Web page and app entries:
--- START ---
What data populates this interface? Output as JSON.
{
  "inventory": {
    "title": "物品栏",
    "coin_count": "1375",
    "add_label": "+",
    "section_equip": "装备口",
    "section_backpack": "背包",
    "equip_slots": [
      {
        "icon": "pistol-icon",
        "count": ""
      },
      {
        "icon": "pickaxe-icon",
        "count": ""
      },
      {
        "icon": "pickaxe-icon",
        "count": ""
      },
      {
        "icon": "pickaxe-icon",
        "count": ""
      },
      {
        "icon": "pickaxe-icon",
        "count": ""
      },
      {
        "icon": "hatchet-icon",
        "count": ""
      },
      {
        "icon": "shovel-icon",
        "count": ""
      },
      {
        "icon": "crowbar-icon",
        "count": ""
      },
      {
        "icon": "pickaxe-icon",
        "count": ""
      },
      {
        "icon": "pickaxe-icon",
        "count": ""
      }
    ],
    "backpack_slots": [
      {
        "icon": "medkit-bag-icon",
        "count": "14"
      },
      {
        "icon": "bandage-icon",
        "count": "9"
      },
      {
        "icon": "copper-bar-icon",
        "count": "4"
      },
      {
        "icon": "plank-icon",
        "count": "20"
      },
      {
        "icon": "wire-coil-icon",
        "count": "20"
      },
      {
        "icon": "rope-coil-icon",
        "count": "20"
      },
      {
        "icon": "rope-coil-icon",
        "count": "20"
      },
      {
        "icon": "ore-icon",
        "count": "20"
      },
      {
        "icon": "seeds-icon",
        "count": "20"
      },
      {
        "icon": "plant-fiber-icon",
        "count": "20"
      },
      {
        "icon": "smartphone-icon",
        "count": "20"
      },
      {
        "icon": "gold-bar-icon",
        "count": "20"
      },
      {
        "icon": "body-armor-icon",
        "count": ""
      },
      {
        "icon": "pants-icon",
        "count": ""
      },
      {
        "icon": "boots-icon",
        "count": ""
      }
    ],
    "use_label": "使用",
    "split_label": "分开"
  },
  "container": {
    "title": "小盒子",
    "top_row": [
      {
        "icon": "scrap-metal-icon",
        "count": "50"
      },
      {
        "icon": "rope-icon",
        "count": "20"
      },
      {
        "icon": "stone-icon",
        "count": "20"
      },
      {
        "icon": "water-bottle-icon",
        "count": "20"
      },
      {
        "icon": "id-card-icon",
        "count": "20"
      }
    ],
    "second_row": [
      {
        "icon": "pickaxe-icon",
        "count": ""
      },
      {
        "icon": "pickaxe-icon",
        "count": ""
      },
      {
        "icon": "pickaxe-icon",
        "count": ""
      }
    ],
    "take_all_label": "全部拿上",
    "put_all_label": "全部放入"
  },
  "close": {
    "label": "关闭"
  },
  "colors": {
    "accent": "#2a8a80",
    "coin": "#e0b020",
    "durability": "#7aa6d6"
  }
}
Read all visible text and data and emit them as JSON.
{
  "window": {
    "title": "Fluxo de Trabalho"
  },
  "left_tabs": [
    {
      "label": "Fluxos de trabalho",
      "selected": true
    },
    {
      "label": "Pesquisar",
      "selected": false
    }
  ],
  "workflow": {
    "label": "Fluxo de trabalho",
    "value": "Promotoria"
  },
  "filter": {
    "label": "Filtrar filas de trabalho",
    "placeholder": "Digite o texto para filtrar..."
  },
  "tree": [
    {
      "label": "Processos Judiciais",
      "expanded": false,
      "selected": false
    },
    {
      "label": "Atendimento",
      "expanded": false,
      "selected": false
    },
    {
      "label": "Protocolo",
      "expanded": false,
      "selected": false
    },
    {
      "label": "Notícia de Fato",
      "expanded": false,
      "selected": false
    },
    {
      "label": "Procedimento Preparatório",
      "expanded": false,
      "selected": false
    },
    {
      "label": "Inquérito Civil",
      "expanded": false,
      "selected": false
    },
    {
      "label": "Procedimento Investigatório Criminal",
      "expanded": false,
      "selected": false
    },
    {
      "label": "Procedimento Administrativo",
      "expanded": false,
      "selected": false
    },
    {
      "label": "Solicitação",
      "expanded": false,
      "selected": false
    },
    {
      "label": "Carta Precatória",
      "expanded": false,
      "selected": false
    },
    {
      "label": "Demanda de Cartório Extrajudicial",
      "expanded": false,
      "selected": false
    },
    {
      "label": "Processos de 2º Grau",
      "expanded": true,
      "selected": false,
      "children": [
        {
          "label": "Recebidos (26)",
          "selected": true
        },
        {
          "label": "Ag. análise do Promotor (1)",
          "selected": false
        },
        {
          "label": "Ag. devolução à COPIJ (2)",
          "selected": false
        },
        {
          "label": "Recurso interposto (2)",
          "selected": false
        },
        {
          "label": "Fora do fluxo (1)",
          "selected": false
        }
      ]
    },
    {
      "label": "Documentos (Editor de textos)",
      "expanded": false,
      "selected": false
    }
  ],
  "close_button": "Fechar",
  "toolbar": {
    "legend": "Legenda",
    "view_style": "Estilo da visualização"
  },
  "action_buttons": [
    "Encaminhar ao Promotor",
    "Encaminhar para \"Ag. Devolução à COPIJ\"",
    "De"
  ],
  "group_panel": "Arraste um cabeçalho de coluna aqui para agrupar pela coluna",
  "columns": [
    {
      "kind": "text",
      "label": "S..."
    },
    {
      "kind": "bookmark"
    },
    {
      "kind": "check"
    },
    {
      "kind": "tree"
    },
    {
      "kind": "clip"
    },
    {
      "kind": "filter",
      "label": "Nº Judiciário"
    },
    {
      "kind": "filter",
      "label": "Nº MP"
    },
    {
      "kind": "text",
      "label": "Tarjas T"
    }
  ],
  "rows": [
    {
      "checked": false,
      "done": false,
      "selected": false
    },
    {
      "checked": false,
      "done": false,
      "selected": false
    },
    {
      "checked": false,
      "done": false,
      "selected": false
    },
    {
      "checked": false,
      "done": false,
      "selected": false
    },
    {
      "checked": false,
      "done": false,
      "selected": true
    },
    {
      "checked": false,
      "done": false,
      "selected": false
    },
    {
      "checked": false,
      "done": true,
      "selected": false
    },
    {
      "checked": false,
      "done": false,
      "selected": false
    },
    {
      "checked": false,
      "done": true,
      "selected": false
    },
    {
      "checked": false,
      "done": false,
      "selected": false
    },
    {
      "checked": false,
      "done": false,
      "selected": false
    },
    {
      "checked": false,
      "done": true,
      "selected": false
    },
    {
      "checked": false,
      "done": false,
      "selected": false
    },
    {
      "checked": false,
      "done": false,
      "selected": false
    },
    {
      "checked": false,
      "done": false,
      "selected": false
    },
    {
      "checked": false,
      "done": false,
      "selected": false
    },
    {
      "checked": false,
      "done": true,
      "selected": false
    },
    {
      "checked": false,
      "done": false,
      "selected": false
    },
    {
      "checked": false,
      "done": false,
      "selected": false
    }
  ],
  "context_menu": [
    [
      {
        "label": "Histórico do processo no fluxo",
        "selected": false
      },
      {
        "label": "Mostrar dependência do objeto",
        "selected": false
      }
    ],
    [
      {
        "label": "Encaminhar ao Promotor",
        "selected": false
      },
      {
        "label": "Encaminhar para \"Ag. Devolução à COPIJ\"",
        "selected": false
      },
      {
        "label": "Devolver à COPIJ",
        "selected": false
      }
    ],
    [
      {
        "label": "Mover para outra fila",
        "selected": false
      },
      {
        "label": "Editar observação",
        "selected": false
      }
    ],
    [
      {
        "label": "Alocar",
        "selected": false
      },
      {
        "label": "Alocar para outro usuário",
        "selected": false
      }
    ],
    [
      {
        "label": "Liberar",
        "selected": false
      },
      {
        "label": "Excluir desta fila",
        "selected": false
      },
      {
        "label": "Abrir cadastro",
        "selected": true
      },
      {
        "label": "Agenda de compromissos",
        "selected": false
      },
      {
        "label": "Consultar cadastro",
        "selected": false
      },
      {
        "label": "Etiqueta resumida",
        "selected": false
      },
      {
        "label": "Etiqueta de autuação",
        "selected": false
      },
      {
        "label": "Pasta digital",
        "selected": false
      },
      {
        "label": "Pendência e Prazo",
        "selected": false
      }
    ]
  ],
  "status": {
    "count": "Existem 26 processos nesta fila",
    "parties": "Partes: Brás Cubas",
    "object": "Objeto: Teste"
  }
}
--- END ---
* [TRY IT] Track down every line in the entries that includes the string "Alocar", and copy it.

* [SOLUTION TO THE PROBLEM]
        "label": "Alocar",
        "label": "Alocar para outro usuário",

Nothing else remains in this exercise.